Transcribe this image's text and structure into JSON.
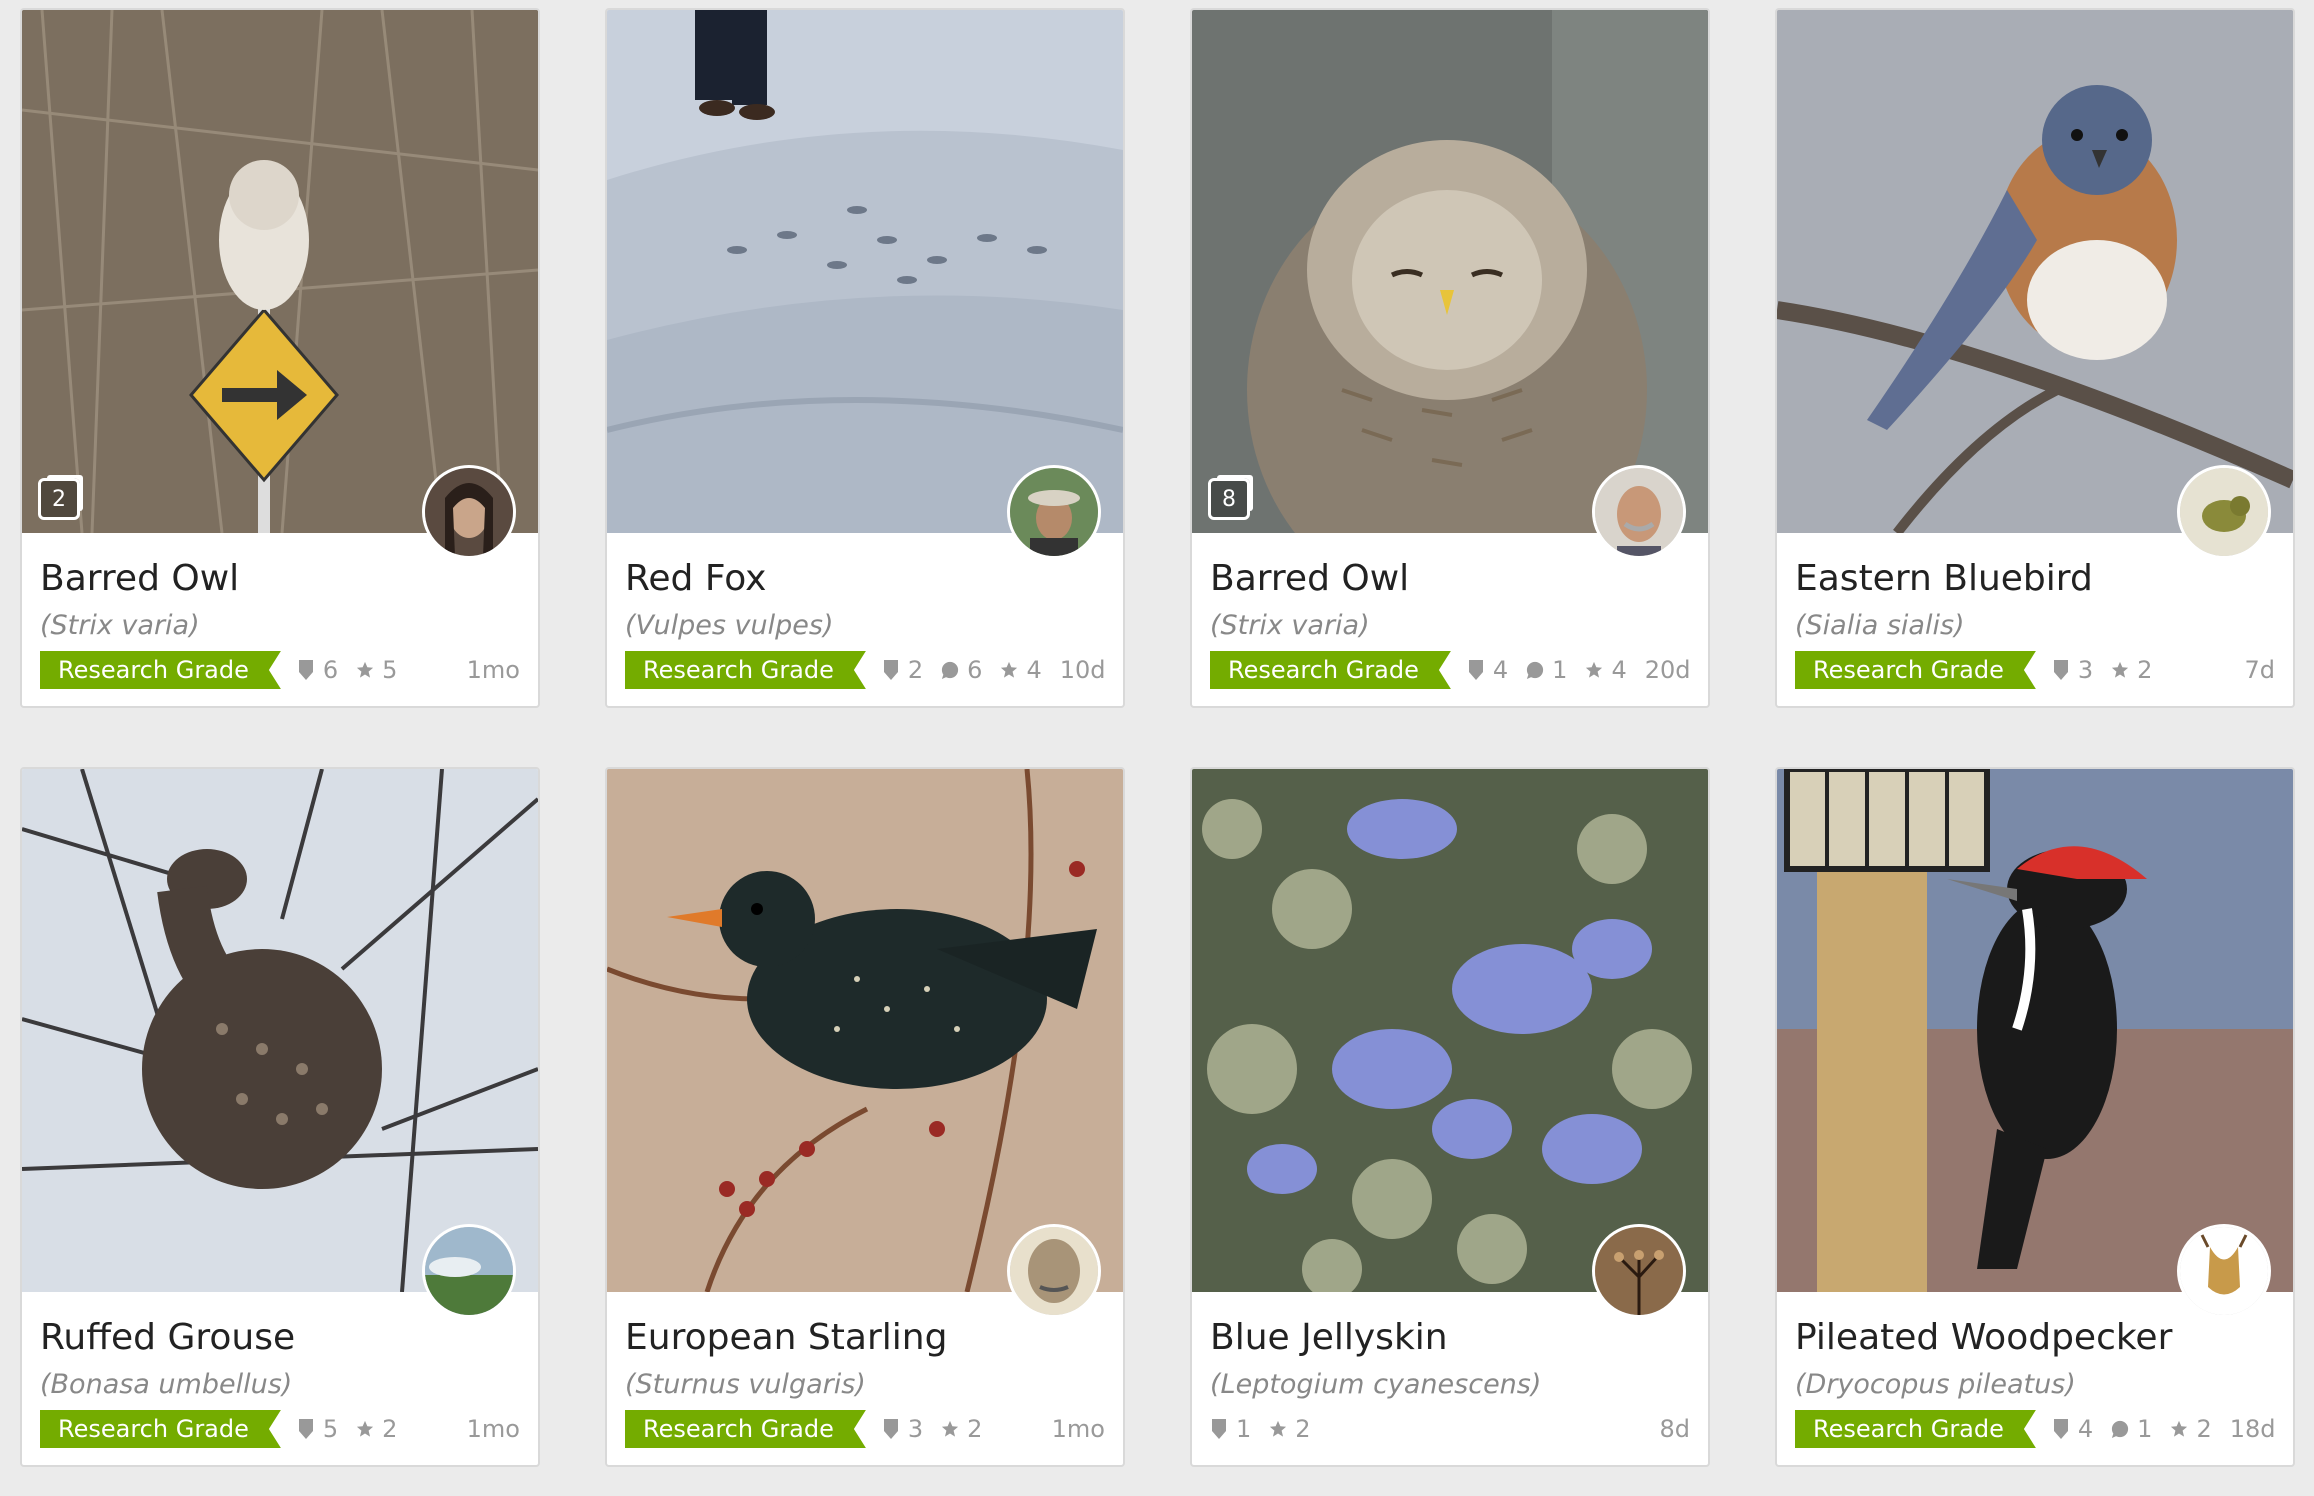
{
  "accent_color": "#74ac00",
  "observations": [
    {
      "name": "Barred Owl",
      "scientific": "(Strix varia)",
      "grade": "Research Grade",
      "photo_count": "2",
      "ids": "6",
      "faves": "5",
      "age": "1mo"
    },
    {
      "name": "Red Fox",
      "scientific": "(Vulpes vulpes)",
      "grade": "Research Grade",
      "ids": "2",
      "comments": "6",
      "faves": "4",
      "age": "10d"
    },
    {
      "name": "Barred Owl",
      "scientific": "(Strix varia)",
      "grade": "Research Grade",
      "photo_count": "8",
      "ids": "4",
      "comments": "1",
      "faves": "4",
      "age": "20d"
    },
    {
      "name": "Eastern Bluebird",
      "scientific": "(Sialia sialis)",
      "grade": "Research Grade",
      "ids": "3",
      "faves": "2",
      "age": "7d"
    },
    {
      "name": "Ruffed Grouse",
      "scientific": "(Bonasa umbellus)",
      "grade": "Research Grade",
      "ids": "5",
      "faves": "2",
      "age": "1mo"
    },
    {
      "name": "European Starling",
      "scientific": "(Sturnus vulgaris)",
      "grade": "Research Grade",
      "ids": "3",
      "faves": "2",
      "age": "1mo"
    },
    {
      "name": "Blue Jellyskin",
      "scientific": "(Leptogium cyanescens)",
      "ids": "1",
      "faves": "2",
      "age": "8d"
    },
    {
      "name": "Pileated Woodpecker",
      "scientific": "(Dryocopus pileatus)",
      "grade": "Research Grade",
      "ids": "4",
      "comments": "1",
      "faves": "2",
      "age": "18d"
    }
  ]
}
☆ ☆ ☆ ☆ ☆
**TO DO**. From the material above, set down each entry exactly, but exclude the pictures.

**REPLY TO THE TASK**.
Transcribe this image's text and structure into JSON.
{
  "accent_color": "#74ac00",
  "observations": [
    {
      "name": "Barred Owl",
      "scientific": "(Strix varia)",
      "grade": "Research Grade",
      "photo_count": "2",
      "ids": "6",
      "faves": "5",
      "age": "1mo"
    },
    {
      "name": "Red Fox",
      "scientific": "(Vulpes vulpes)",
      "grade": "Research Grade",
      "ids": "2",
      "comments": "6",
      "faves": "4",
      "age": "10d"
    },
    {
      "name": "Barred Owl",
      "scientific": "(Strix varia)",
      "grade": "Research Grade",
      "photo_count": "8",
      "ids": "4",
      "comments": "1",
      "faves": "4",
      "age": "20d"
    },
    {
      "name": "Eastern Bluebird",
      "scientific": "(Sialia sialis)",
      "grade": "Research Grade",
      "ids": "3",
      "faves": "2",
      "age": "7d"
    },
    {
      "name": "Ruffed Grouse",
      "scientific": "(Bonasa umbellus)",
      "grade": "Research Grade",
      "ids": "5",
      "faves": "2",
      "age": "1mo"
    },
    {
      "name": "European Starling",
      "scientific": "(Sturnus vulgaris)",
      "grade": "Research Grade",
      "ids": "3",
      "faves": "2",
      "age": "1mo"
    },
    {
      "name": "Blue Jellyskin",
      "scientific": "(Leptogium cyanescens)",
      "ids": "1",
      "faves": "2",
      "age": "8d"
    },
    {
      "name": "Pileated Woodpecker",
      "scientific": "(Dryocopus pileatus)",
      "grade": "Research Grade",
      "ids": "4",
      "comments": "1",
      "faves": "2",
      "age": "18d"
    }
  ]
}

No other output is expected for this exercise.